The art of Democedes and Atossa’s oath (Hdt. 3, 133)


  • Franco Giorgianni Dipartimento Culture e Società - Università degli Studi di Palermo, Italia



Democedes, Queen Atossa of Persia, King Darius I of Persia, Herodotus, Ancient Greek Medicine, Medical ethics, Swearing and the Hippocratic Oath
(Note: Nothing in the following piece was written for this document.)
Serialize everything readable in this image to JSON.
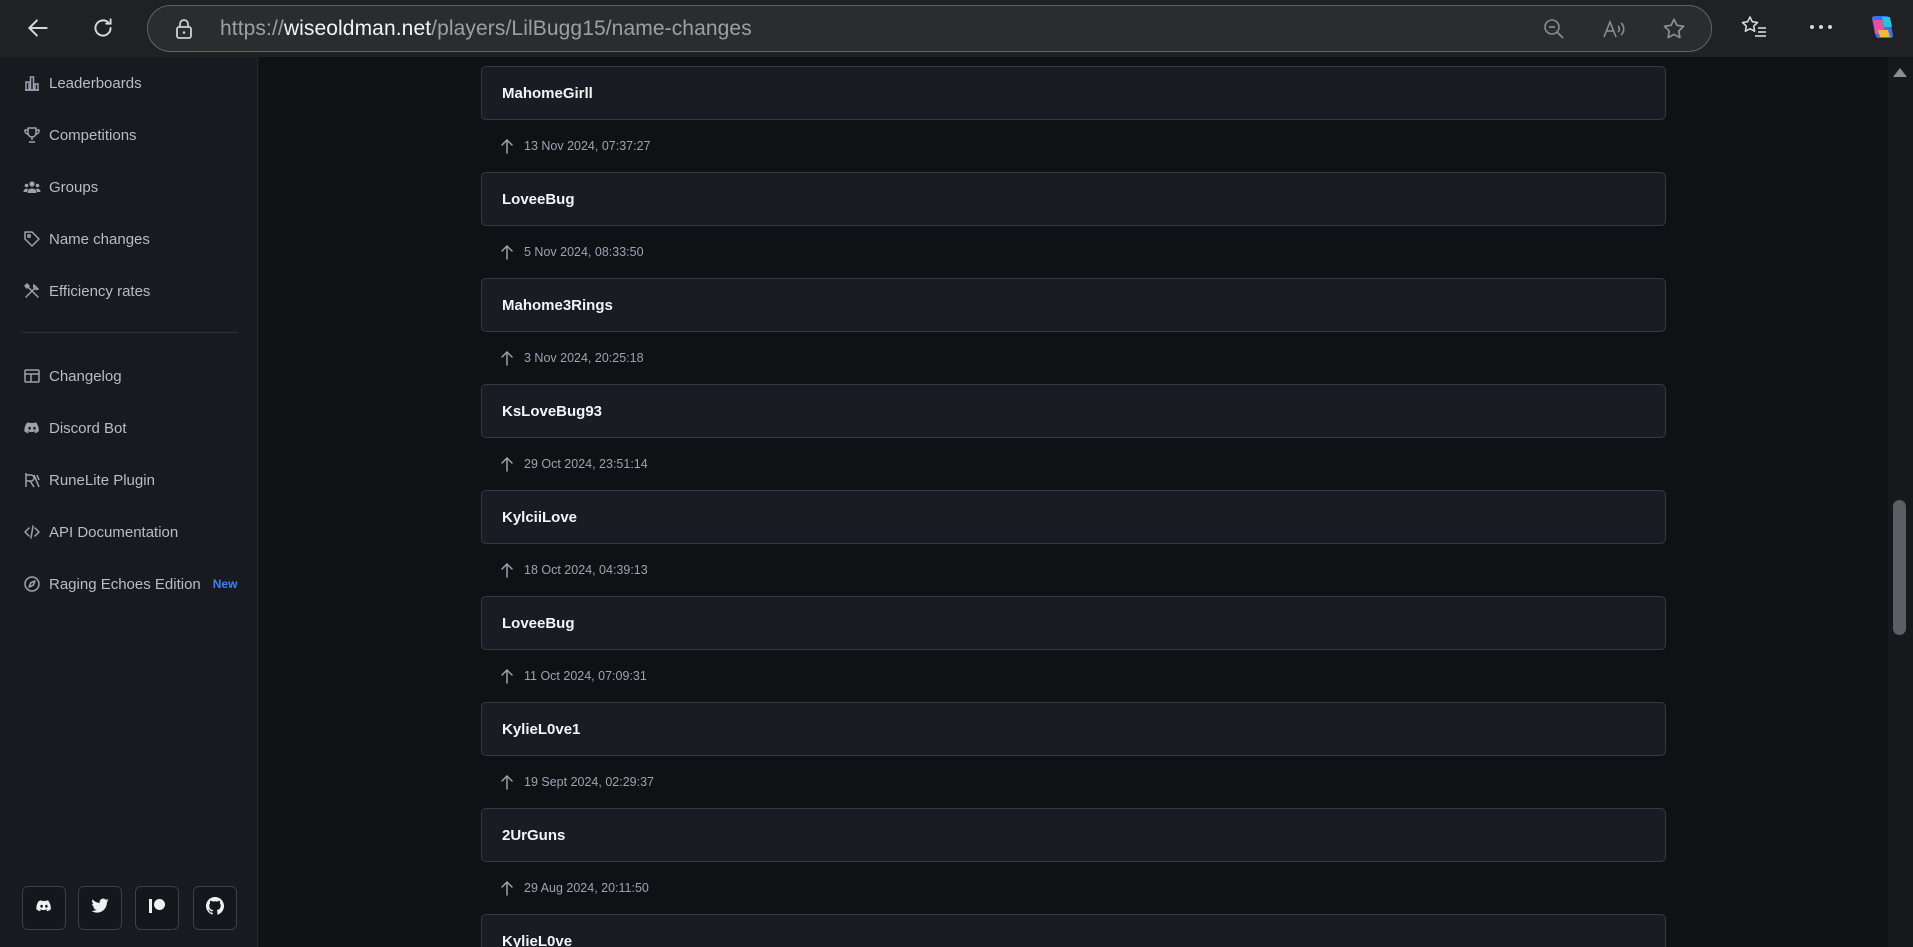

My interest in the long account that Herodotus (Histories III 125; 129-137) gives of the biographical vicissitudes of the physician Democedes of Croton (VI-V century BC) arises from the examination of some terms (the adverb ἀτρεκέως and the compound verb ἐξορκόω) which define the ways in which, in Herodotus’ representation, the doctor-patient relationship must necessarily be worked out in order to be able to speak of true medical art. In the narrative of Democedes’ forced stay at the Persian court, there stands out the clinical story of Queen Atossa, Darius’ wife: with her Democedes established a relationship of trust as a physician based on respect for her prerogatives as a female patient. From a detailed comparison between Herodotus’ testimony and some documents of Hip- pocratic medicine, a marked consonance, or even coincidence, emerges of terms and concepts that identify principles and values that the physician from Croton already shares with a significant part of the tradition of thought that lies at the ori- gins of the Hippocratic Oath, as we know it in its historical form. It can be concluded that the ethics of Democedes and of the Hippocratic physician speak the same language.